Science, superstition, and cellular “machines”August 30, 2007 — Deacon Duncan
A blogger at the afdave blog thinks that Cells contain REAL Factories with REAL Machines, and wants to know why Darwinists don’t accept this assessment and follow it to its logical conclusion:
We now know that cells are literally factories–no, more like whole cities full of factories, with each factory containing thousands of automated machines for accomplishing the myriad tasks necessary to support life… But many Darwinists say “those are not true machines, those are not true factories. It’s just an analogy.” Why do they say this? What disqualifies them from “machine-hood” and “factory-hood”? They do all the same things as machines and factories, do they not? My mother once told me that “if it looks like a duck, walks like a duck and quacks like a duck, then it’s probably a duck.” Pretty good advice from a non-scientific lady. So why can’t the Darwinists get this simple logic? Do they wish to avoid the obvious problems with their naturalistic theory of origins if they were to admit the reality of these cellular machines and factories? I would love for a Darwinist to explain WHY they think these are not real machines. And, if they ARE real machines, why is it not the most reasonable inference to say that they may have originated by intelligence.
Before I answer Dave’s question, let’s review the distinction between science and superstition. Both science and superstition claim that there is a connection between some proposed cause and some observed phenomenon or effect. The difference is that science describes the connection between the two in enough specific detail that we can determine what other real-world consequences will result if the cause exists and operates the way the scientist says, as well as making it possible to tell what real-world consequences will result if the cause does not exist and operate the way the scientist says. Superstition, by contrast, merely attributes the effect to a purported cause in such a vague manner that it is impossible to say what real-world evidence we could look for to confirm whether or not the proposed cause exists and operates the way the superstitious person says. Thus, the scientific explanation is testable, and the superstitious attribution is not.
Back to Dave’s question. Why don’t “Darwinists” agree that the amazing mechanisms inside of cells are “machines”? The best answer is that this is because scientists like to use words that mean something specific, and in this context the term “machine” is being used not so much as a precise and measurable quantity, but rather as a “code word” that is important primarily for its arbitrary associations. Even Dave seems to admit that he has no precise, objective definition for what constitutes a “machine,” which is why he puts the onus on “Darwinists” to define his terms for him.
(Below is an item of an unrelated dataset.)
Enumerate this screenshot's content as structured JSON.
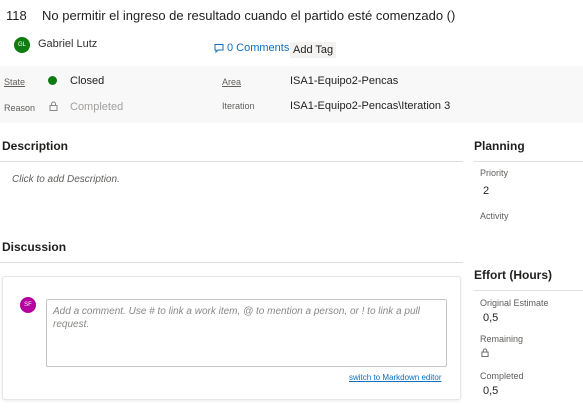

Nor would it help him to define what “machine” means, because if he gives the term an objective, quantifiable definition (i.e. “a thing is a machine if it converts energy into work,”) then he gains the ability to prove that cell mechanisms are machines, but loses the implication that all true machines must necessarily be the product of intelligent design. On the other hand, if he begins with the definition that all machines are necessarily the products of intelligent design, then he’s simply assuming his conclusion (cell mechanisms were designed) in his premise (cell mechanisms are machines), which is a logical fallacy.
But the root of Dave’s problem goes deeper than just using ambiguous and semantically-loaded terminology. At it’s heart, Dave’s argument boils down to saying that it’s too hard to work out a scientific explanation for cellular mechanisms (i.e. an explanation where you can describe the cause-effect relationship in sufficient detail as to provide real-world evidence to look for), and therefore we should just opt for a superstitious conclusion that assigns the effect (cell mechanisms) to an arbitrary and unverifiable cause in a vague sort of way that can’t even describe what the connection is, let alone what supporting evidence we would find if the Designer did exist and did design cell mechanisms, versus the evidence we would find if He did not.
The measurable, verifiable, objective evidence is the key. Until intelligent design proponents can explain the mechanisms of design in sufficient detail that we can predict what real-world consequences would result from this process occurring in the real world, then it can never be more than a superstitious attribution of biological complexities to an arbitrary and unverifiable (i.e. magical) cause.